Task statement: For each line in the records that contains "title", make a copy.

Web page and app entries
------------------------------------------------------------

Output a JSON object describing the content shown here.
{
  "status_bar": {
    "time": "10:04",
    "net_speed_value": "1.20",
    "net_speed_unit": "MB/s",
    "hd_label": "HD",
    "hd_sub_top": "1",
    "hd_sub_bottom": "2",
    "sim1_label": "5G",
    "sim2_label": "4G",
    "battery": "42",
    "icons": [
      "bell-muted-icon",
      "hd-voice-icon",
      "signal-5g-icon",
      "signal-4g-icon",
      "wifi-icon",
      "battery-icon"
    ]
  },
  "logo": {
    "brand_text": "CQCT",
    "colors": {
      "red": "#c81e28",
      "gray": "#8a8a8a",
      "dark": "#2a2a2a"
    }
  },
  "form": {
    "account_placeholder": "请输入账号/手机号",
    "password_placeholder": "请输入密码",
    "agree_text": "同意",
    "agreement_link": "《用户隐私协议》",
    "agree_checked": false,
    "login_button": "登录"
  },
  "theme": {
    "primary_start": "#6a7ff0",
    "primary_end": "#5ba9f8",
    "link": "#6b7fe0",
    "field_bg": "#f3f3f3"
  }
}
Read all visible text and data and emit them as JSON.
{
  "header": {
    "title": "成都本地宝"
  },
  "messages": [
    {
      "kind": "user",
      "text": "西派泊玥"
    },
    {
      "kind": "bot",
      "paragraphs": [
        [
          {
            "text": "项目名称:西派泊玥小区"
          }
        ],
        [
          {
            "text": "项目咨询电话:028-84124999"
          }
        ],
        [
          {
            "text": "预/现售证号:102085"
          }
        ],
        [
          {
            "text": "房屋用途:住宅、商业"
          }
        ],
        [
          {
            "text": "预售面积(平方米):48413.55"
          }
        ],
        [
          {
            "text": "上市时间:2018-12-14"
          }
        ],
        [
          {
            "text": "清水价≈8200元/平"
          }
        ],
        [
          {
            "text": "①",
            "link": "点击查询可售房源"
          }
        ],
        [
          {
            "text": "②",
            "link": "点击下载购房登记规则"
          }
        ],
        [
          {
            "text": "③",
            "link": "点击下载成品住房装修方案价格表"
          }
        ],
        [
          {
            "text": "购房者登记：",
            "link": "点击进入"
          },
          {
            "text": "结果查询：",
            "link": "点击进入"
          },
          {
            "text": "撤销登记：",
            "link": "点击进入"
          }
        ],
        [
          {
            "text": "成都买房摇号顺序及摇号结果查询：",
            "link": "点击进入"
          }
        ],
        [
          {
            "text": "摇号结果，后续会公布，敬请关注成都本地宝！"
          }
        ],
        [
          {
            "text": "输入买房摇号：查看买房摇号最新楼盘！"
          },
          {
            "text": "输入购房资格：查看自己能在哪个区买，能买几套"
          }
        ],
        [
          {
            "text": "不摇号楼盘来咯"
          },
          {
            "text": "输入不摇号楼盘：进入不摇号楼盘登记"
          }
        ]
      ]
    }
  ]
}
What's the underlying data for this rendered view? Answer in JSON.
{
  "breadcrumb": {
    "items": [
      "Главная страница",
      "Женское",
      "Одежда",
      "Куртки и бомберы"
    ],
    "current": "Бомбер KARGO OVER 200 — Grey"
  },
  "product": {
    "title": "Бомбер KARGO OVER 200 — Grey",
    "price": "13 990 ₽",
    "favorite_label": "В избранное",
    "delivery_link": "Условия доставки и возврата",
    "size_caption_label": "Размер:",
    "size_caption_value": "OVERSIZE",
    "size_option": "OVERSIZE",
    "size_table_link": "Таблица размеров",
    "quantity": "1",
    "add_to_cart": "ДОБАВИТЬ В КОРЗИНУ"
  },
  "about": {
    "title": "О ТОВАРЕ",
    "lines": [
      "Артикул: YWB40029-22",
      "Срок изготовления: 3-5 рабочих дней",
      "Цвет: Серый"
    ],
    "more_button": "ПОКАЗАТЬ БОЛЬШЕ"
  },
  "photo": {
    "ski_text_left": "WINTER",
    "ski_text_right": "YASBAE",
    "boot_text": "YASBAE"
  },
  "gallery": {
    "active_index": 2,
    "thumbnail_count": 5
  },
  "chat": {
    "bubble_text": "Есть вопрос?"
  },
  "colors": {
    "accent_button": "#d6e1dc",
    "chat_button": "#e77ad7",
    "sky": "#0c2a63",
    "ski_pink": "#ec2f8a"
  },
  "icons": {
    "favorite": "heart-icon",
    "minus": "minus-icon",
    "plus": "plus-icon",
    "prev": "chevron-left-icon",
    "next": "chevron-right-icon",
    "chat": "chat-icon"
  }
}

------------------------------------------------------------

Exercise solution:
    "title": "成都本地宝"
    "title": "Бомбер KARGO OVER 200 — Grey",
    "title": "О ТОВАРЕ",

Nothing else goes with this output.